If heaven were a place on earth it would be tucked away 3 hours south of San Francisco, 7.5 hours north of San Diego, halfway between solitude and self-sufficiency, and light years away from anything I’d ever known.
Teetering on a cliff side with any concept of time tossed into the white wash crumbling carelessly onto weathering rocks strewn about the Pacific I began to contemplate want and need, our want to need, our need to want, and needless wanting vs. already having.
Here, we didn’t need more than the candles that illuminated the cabin when my mind’s always waxing moon wouldn’t glow through the cloud cover on Clear Ridge Road. We didn’t need more than our hands to harvest food from the garden, or more than one bar down the hill to quench our thirst for outside stimulation. We didn’t need clocks to check the hour, phones to hear that life existed beyond the nearest ridge our eyes could rest on, or internet to see that storms were coming.
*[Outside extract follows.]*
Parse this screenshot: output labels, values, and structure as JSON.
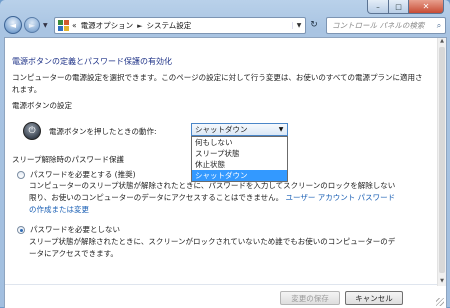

We sat on the porch when the sun came up and painted side by side until we made every mark we could, wrote until we had written every word we would, and read aloud to each other more than we should. We nourished ourselves with rye water and warmed one another with tangible glances from across the room.
We walked through caves, beneath the Redwoods, beside the ocean, above the waterfalls; we wandered with purpose and without direction. We talked about everything that mattered and nothing that didn’t, and broke bouts of silence with redolent smirks that spoke volumes.
He cantillated tales when he played guitar and rendered melodies in his harmonica while his slowly burning cigarette would wane, wedged between strings along the neck. Watching him tend to the fireplace would light a flame inside of me with but one hope for extinguishing. We lived in a land of make believe, and for a moment I believed it might last forever.
When it came time to leave him, I lamented my return to the real world, and was reminded at once that this had been the real world all along.